Assignment
From the entries below, please gather each line containing the string "SOFTWARE".

Extracted records

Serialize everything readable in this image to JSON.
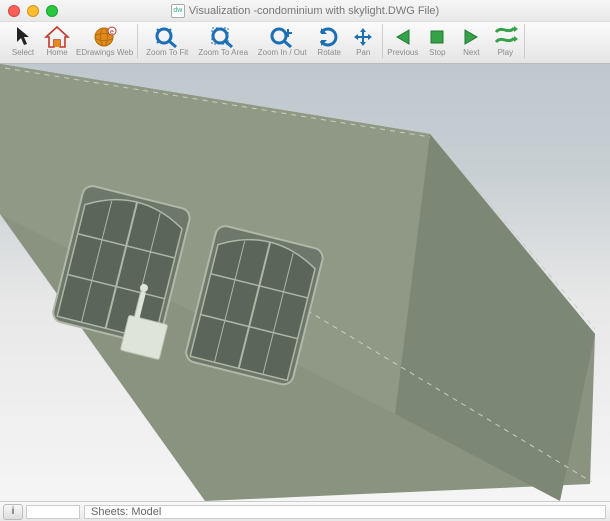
{
  "window": {
    "title": "Visualization -condominium with skylight.DWG File)"
  },
  "toolbar": {
    "select": "Select",
    "home": "Home",
    "edrawings_web": "EDrawings Web",
    "zoom_fit": "Zoom To Fit",
    "zoom_area": "Zoom To Area",
    "zoom_inout": "Zoom In / Out",
    "rotate": "Rotate",
    "pan": "Pan",
    "previous": "Previous",
    "stop": "Stop",
    "next": "Next",
    "play": "Play"
  },
  "status": {
    "sheets_label": "Sheets:",
    "sheets_value": "Model"
  },
  "colors": {
    "icon_blue": "#1b6fb5",
    "icon_green": "#35a24a",
    "icon_orange": "#e28a1c",
    "model_face": "#8a937f",
    "model_side": "#7d8775"
  }
}
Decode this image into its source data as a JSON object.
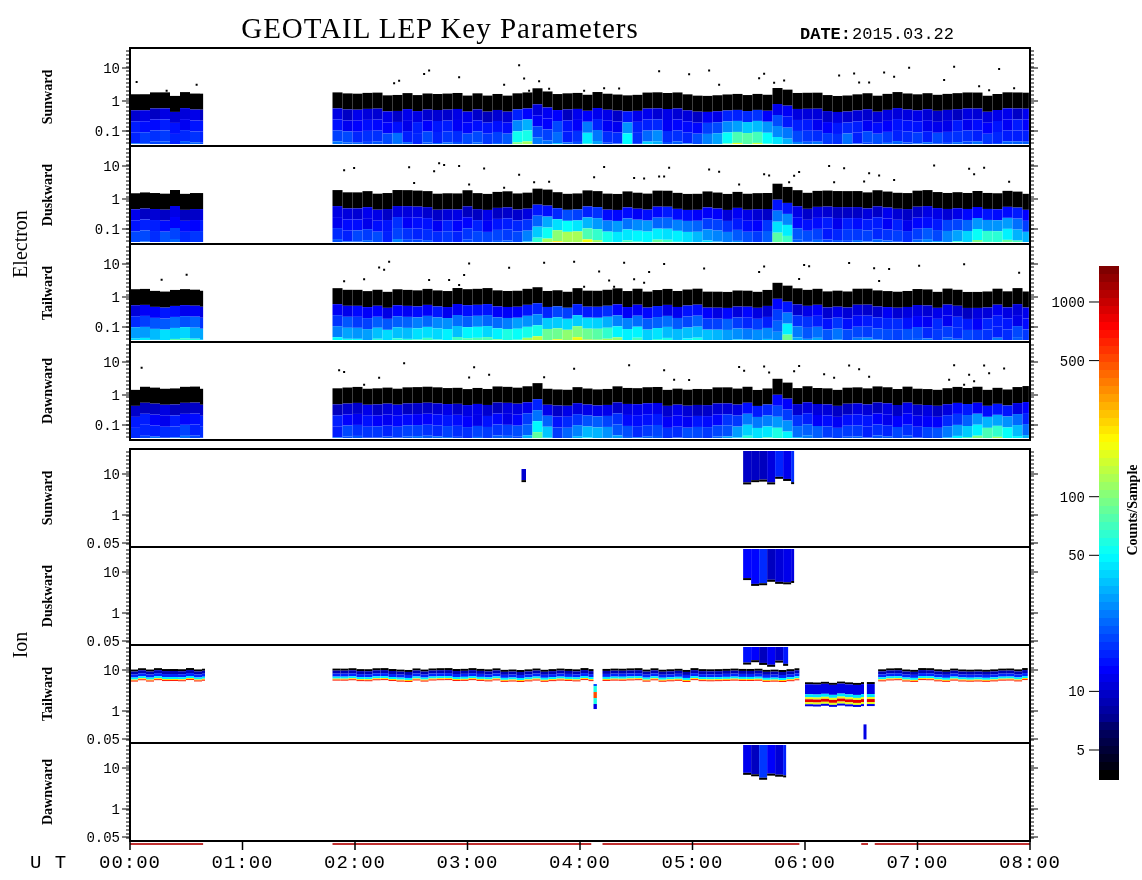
{
  "title": "GEOTAIL LEP Key Parameters",
  "date_label": "DATE:",
  "date": "2015.03.22",
  "groups": [
    {
      "label": "Electron",
      "kind": "electron",
      "panels": [
        {
          "label": "Sunward",
          "yticks": [
            "10",
            "1",
            "0.1"
          ]
        },
        {
          "label": "Duskward",
          "yticks": [
            "10",
            "1",
            "0.1"
          ]
        },
        {
          "label": "Tailward",
          "yticks": [
            "10",
            "1",
            "0.1"
          ]
        },
        {
          "label": "Dawnward",
          "yticks": [
            "10",
            "1",
            "0.1"
          ]
        }
      ]
    },
    {
      "label": "Ion",
      "kind": "ion",
      "panels": [
        {
          "label": "Sunward",
          "yticks": [
            "10",
            "1",
            "0.05"
          ]
        },
        {
          "label": "Duskward",
          "yticks": [
            "10",
            "1",
            "0.05"
          ]
        },
        {
          "label": "Tailward",
          "yticks": [
            "10",
            "1",
            "0.05"
          ]
        },
        {
          "label": "Dawnward",
          "yticks": [
            "10",
            "1",
            "0.05"
          ]
        }
      ]
    }
  ],
  "colorbar": {
    "label": "Counts/Sample",
    "ticks": [
      "1000",
      "500",
      "100",
      "50",
      "10",
      "5"
    ]
  },
  "x_axis": {
    "label": "U T",
    "ticks": [
      "00:00",
      "01:00",
      "02:00",
      "03:00",
      "04:00",
      "05:00",
      "06:00",
      "07:00",
      "08:00"
    ]
  }
}
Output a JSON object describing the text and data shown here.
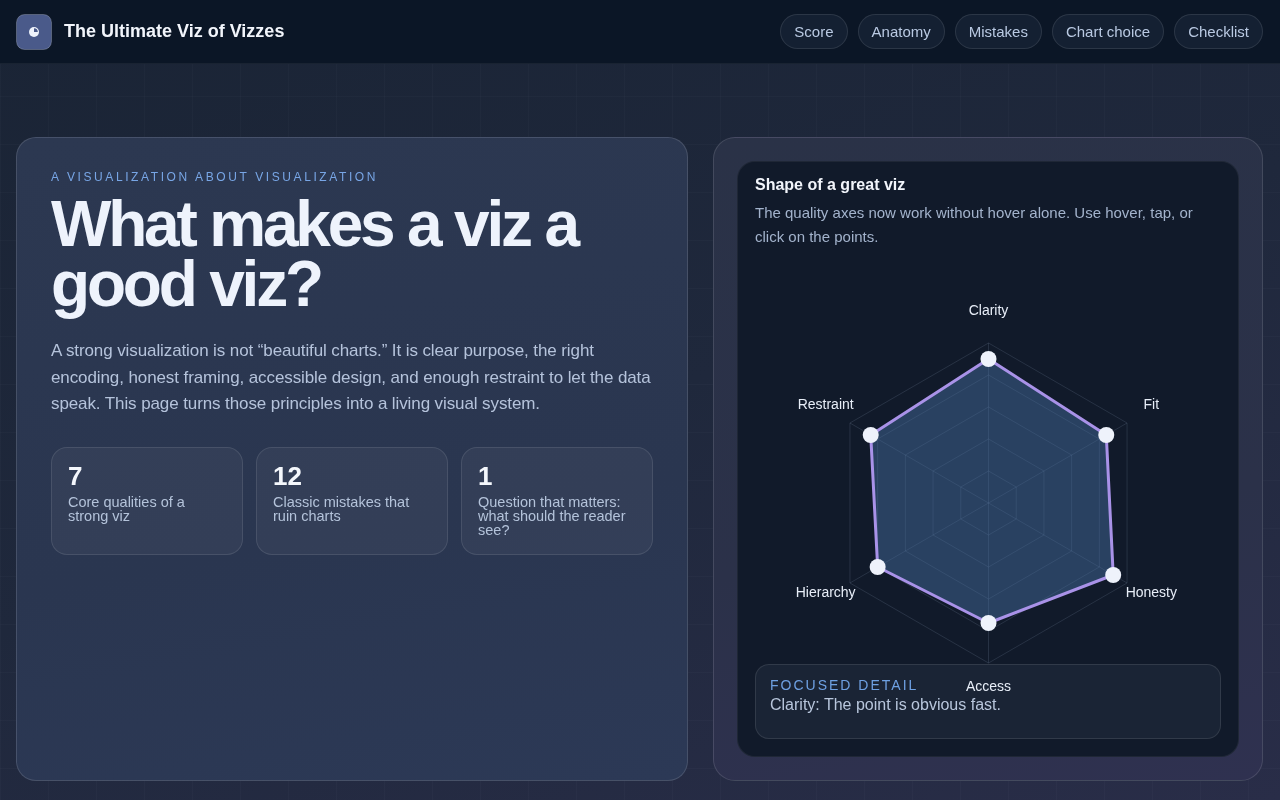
{
  "header": {
    "title": "The Ultimate Viz of Vizzes",
    "nav": [
      "Score",
      "Anatomy",
      "Mistakes",
      "Chart choice",
      "Checklist"
    ]
  },
  "hero": {
    "eyebrow": "A VISUALIZATION ABOUT VISUALIZATION",
    "heading": "What makes a viz a good viz?",
    "intro": "A strong visualization is not “beautiful charts.” It is clear purpose, the right encoding, honest framing, accessible design, and enough restraint to let the data speak. This page turns those principles into a living visual system.",
    "stats": [
      {
        "value": "7",
        "label": "Core qualities of a strong viz"
      },
      {
        "value": "12",
        "label": "Classic mistakes that ruin charts"
      },
      {
        "value": "1",
        "label": "Question that matters: what should the reader see?"
      }
    ]
  },
  "radar_panel": {
    "title": "Shape of a great viz",
    "description": "The quality axes now work without hover alone. Use hover, tap, or click on the points.",
    "axes": [
      "Clarity",
      "Fit",
      "Honesty",
      "Access",
      "Hierarchy",
      "Restraint"
    ],
    "focused_detail": {
      "label": "FOCUSED DETAIL",
      "text": "Clarity: The point is obvious fast."
    }
  }
}
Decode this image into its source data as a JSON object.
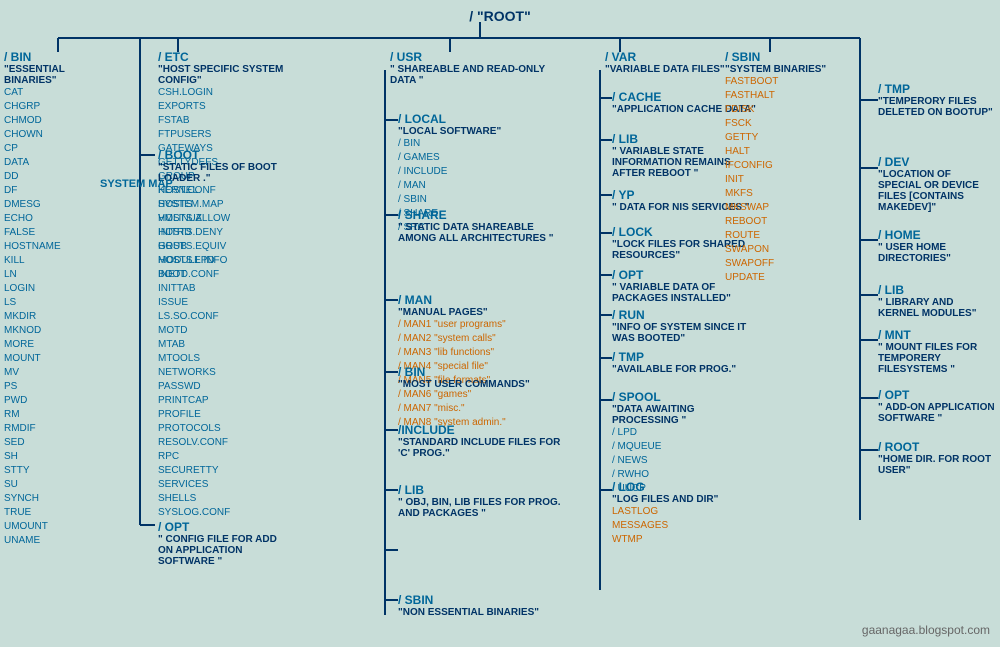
{
  "root": {
    "label": "/   \"ROOT\""
  },
  "watermark": "gaanagaa.blogspot.com",
  "sections": {
    "bin": {
      "title": "/ BIN",
      "desc": "\"ESSENTIAL BINARIES\"",
      "files": [
        "CAT",
        "CHGRP",
        "CHMOD",
        "CHOWN",
        "CP",
        "DATA",
        "DD",
        "DF",
        "DMESG",
        "ECHO",
        "FALSE",
        "HOSTNAME",
        "KILL",
        "LN",
        "LOGIN",
        "LS",
        "MKDIR",
        "MKNOD",
        "MORE",
        "MOUNT",
        "MV",
        "PS",
        "PWD",
        "RM",
        "RMDIF",
        "SED",
        "SH",
        "STTY",
        "SU",
        "SYNCH",
        "TRUE",
        "UMOUNT",
        "UNAME"
      ]
    },
    "boot": {
      "title": "/ BOOT",
      "desc": "\"STATIC FILES OF BOOT LOADER .\"",
      "files": [
        "KERNEL",
        "SYSTEM.MAP",
        "VMLINUZ",
        "INITRD",
        "GRUB",
        "MODULE.INFO",
        "BOOT"
      ]
    },
    "etc": {
      "title": "/ ETC",
      "desc": "\"HOST SPECIFIC SYSTEM CONFIG\"",
      "files": [
        "CSH.LOGIN",
        "EXPORTS",
        "FSTAB",
        "FTPUSERS",
        "GATEWAYS",
        "GETTYDEFS",
        "GROUP",
        "HOST.CONF",
        "HOSTS",
        "HOSTS.ALLOW",
        "HOSTS.DENY",
        "HOSTS.EQUIV",
        "HOSTS.LPD",
        "INETD.CONF",
        "INITTAB",
        "ISSUE",
        "LS.SO.CONF",
        "MOTD",
        "MTAB",
        "MTOOLS",
        "NETWORKS",
        "PASSWD",
        "PRINTCAP",
        "PROFILE",
        "PROTOCOLS",
        "RESOLV.CONF",
        "RPC",
        "SECURETTY",
        "SERVICES",
        "SHELLS",
        "SYSLOG.CONF"
      ]
    },
    "etc_opt": {
      "title": "/ OPT",
      "desc": "\" CONFIG FILE FOR ADD ON APPLICATION SOFTWARE \""
    },
    "usr": {
      "title": "/ USR",
      "desc": "\" SHAREABLE AND READ-ONLY DATA \"",
      "subsections": {
        "local": {
          "title": "/ LOCAL",
          "desc": "\"LOCAL SOFTWARE\"",
          "items": [
            "/ BIN",
            "/ GAMES",
            "/ INCLUDE",
            "/ MAN",
            "/ SBIN",
            "/ SHARE",
            "/ SRC"
          ]
        },
        "share": {
          "title": "/ SHARE",
          "desc": "\" STATIC DATA SHAREABLE AMONG ALL ARCHITECTURES \""
        },
        "man": {
          "title": "/ MAN",
          "desc": "\"MANUAL PAGES\"",
          "items": [
            "/ MAN1 \"user programs\"",
            "/ MAN2 \"system calls\"",
            "/ MAN3 \"lib functions\"",
            "/ MAN4 \"special file\"",
            "/ MAN5 \"file formats\"",
            "/ MAN6 \"games\"",
            "/ MAN7 \"misc.\"",
            "/ MAN8 \"system admin.\""
          ]
        },
        "bin": {
          "title": "/ BIN",
          "desc": "\"MOST USER COMMANDS\""
        },
        "include": {
          "title": "/INCLUDE",
          "desc": "\"STANDARD INCLUDE FILES FOR 'C' PROG.\""
        },
        "lib": {
          "title": "/ LIB",
          "desc": "\" OBJ, BIN, LIB FILES FOR PROG. AND PACKAGES \""
        },
        "sbin": {
          "title": "/ SBIN",
          "desc": "\"NON ESSENTIAL BINARIES\""
        }
      }
    },
    "var": {
      "title": "/ VAR",
      "desc": "\"VARIABLE DATA FILES\"",
      "subsections": {
        "cache": {
          "title": "/ CACHE",
          "desc": "\"APPLICATION CACHE DATA\""
        },
        "lib": {
          "title": "/ LIB",
          "desc": "\" VARIABLE STATE INFORMATION REMAINS AFTER REBOOT \""
        },
        "yp": {
          "title": "/ YP",
          "desc": "\" DATA FOR NIS SERVICES \""
        },
        "lock": {
          "title": "/ LOCK",
          "desc": "\"LOCK FILES FOR SHARED RESOURCES\""
        },
        "opt": {
          "title": "/ OPT",
          "desc": "\" VARIABLE DATA OF PACKAGES INSTALLED\""
        },
        "run": {
          "title": "/ RUN",
          "desc": "\"INFO OF SYSTEM SINCE IT WAS BOOTED\""
        },
        "tmp": {
          "title": "/ TMP",
          "desc": "\"AVAILABLE FOR PROG.\""
        },
        "spool": {
          "title": "/ SPOOL",
          "desc": "\"DATA AWAITING PROCESSING \"",
          "items": [
            "/ LPD",
            "/ MQUEUE",
            "/ NEWS",
            "/ RWHO",
            "/ UUCP"
          ]
        },
        "log": {
          "title": "/ LOG",
          "desc": "\"LOG FILES AND DIR\"",
          "items_highlight": [
            "LASTLOG",
            "MESSAGES",
            "WTMP"
          ]
        }
      }
    },
    "sbin": {
      "title": "/ SBIN",
      "desc": "\"SYSTEM BINARIES\"",
      "files_highlight": [
        "FASTBOOT",
        "FASTHALT",
        "FDISK",
        "FSCK",
        "GETTY",
        "HALT",
        "IFCONFIG",
        "INIT",
        "MKFS",
        "MKSWAP",
        "REBOOT",
        "ROUTE",
        "SWAPON",
        "SWAPOFF",
        "UPDATE"
      ]
    },
    "tmp": {
      "title": "/ TMP",
      "desc": "\"TEMPERORY FILES DELETED ON BOOTUP\""
    },
    "dev": {
      "title": "/ DEV",
      "desc": "\"LOCATION OF SPECIAL OR DEVICE FILES [CONTAINS MAKEDEV]\""
    },
    "home": {
      "title": "/ HOME",
      "desc": "\" USER HOME DIRECTORIES\""
    },
    "lib": {
      "title": "/ LIB",
      "desc": "\"  LIBRARY AND KERNEL MODULES\""
    },
    "mnt": {
      "title": "/ MNT",
      "desc": "\"  MOUNT FILES FOR TEMPORERY FILESYSTEMS \""
    },
    "opt": {
      "title": "/ OPT",
      "desc": "\" ADD-ON APPLICATION SOFTWARE \""
    },
    "root_dir": {
      "title": "/ ROOT",
      "desc": "\"HOME DIR. FOR ROOT USER\""
    }
  }
}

Response
      "desc": "\" CONFIG FILE FOR ADD ON APPLICATION SOFTWARE \""
          "desc": "\"LOCAL SOFTWARE\"",
      "desc": "\" ADD-ON APPLICATION SOFTWARE \""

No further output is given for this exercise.